Ethanol does have some baggage. First, it does not have as much energy per pound as gasoline. In fact, the number is about 33-percent less, which translates into reduced fuel economy. At 10-percent of the blend, that doesn’t amount to much more than 1 mpg fuel economy loss, but the gains in emissions make it a reasonable deal.
However, at 15-percent, ethanol becomes more of a problem. One study done by the Royal Society of Chemistry shows the adverse effects on wear when synthetic engine oils are diluted with various levels of ethanol/gasoline blends. In addition, the problem isn’t related solely to automobiles. Other gasoline-fueled engines, such as lawn mowers, leaf blowers and outboard engines, show adverse effects to fuel systems and wear. There are also concerns, especially with two-cycle engines related to pre-mixes. Concerns about system compatibility (fuel lines, seals and gaskets to name a few), as well as ethanol’s facility for picking up water are more serious. As a result, none of the builders of these engines recommend using 15-percent ethanol blends. Of course, with flex fuel there is an energy penalty of about 20 percent, and there is a greater concern about seals and water absorption to worry about, as well.
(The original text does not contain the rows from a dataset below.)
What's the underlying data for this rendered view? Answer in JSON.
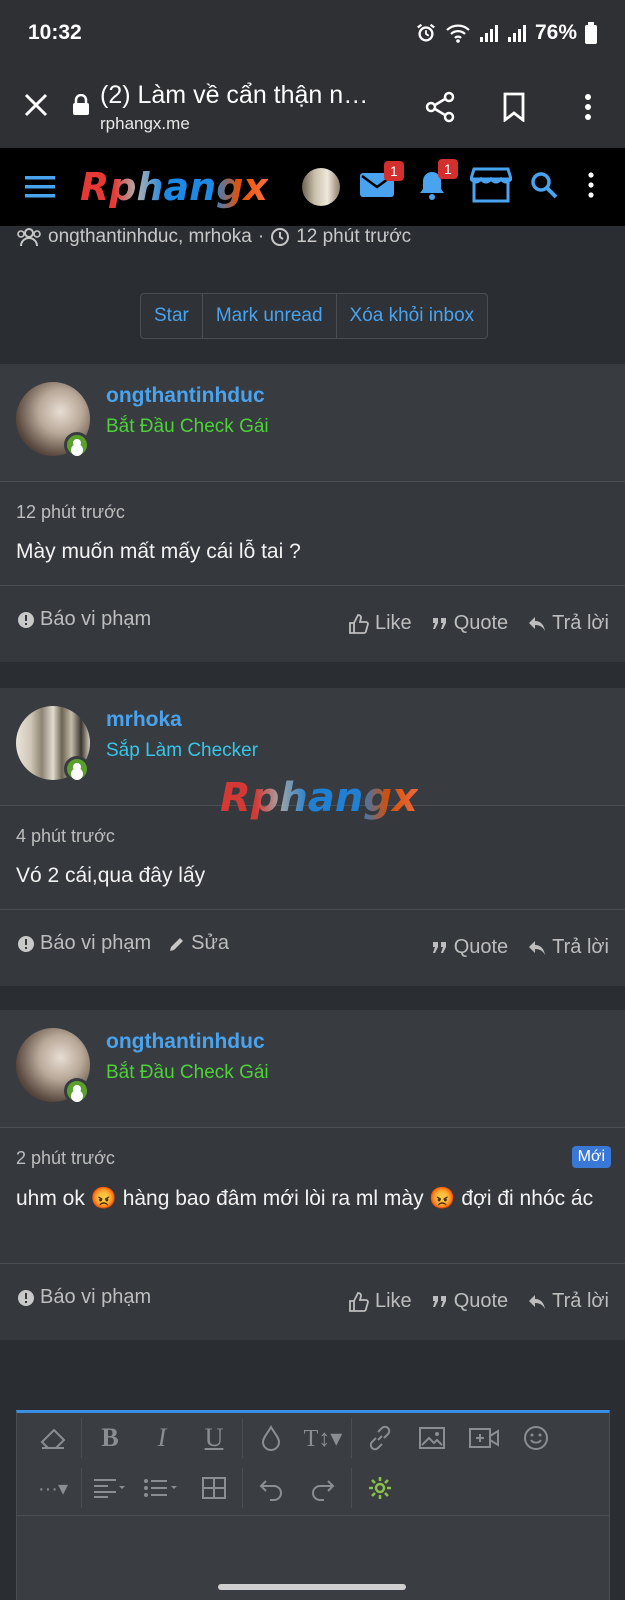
{
  "status_bar": {
    "time": "10:32",
    "battery": "76%"
  },
  "browser": {
    "title": "(2) Làm về cẩn thận nh...",
    "url": "rphangx.me"
  },
  "site": {
    "logo": "Rphangx",
    "inbox_badge": "1",
    "alerts_badge": "1"
  },
  "thread": {
    "participants": "ongthantinhduc, mrhoka",
    "separator": "·",
    "time": "12 phút trước",
    "buttons": [
      "Star",
      "Mark unread",
      "Xóa khỏi inbox"
    ]
  },
  "messages": [
    {
      "username": "ongthantinhduc",
      "user_title": "Bắt Đầu Check Gái",
      "user_title_color": "#4cd137",
      "time": "12 phút trước",
      "text": "Mày muốn mất mấy cái lỗ tai ?",
      "report": "Báo vi phạm",
      "like": "Like",
      "quote": "Quote",
      "reply": "Trả lời"
    },
    {
      "username": "mrhoka",
      "user_title": "Sắp Làm Checker",
      "user_title_color": "#36c6e8",
      "time": "4 phút trước",
      "text": "Vó 2 cái,qua đây lấy",
      "report": "Báo vi phạm",
      "edit": "Sửa",
      "quote": "Quote",
      "reply": "Trả lời"
    },
    {
      "username": "ongthantinhduc",
      "user_title": "Bắt Đầu Check Gái",
      "user_title_color": "#4cd137",
      "time": "2 phút trước",
      "new_badge": "Mới",
      "text_part1": "uhm ok ",
      "emoji1": "😡",
      "text_part2": " hàng bao đâm mới lòi ra ml mày ",
      "emoji2": "😡",
      "text_part3": " đợi đi nhóc ác",
      "report": "Báo vi phạm",
      "like": "Like",
      "quote": "Quote",
      "reply": "Trả lời"
    }
  ],
  "watermark": "Rphangx",
  "colors": {
    "accent": "#4aa3ee",
    "badge_red": "#d32f2f",
    "online": "#5aa02c"
  }
}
So where does this leave us with regard to E15? The bottom line is that as shop operators, we need to be very concerned and cautious about lube recommendations. Engine oils are designed for the current marketplace, which is really E10. Surprisingly, there are no standard engine tests that are used to confirm engine oil performance that are run using an E10 fuel blend. Whether or not this is meaningful is unknown. Certainly field tests, if nothing else, have been run to confirm no harm. Caution should be the key word for any shop operator.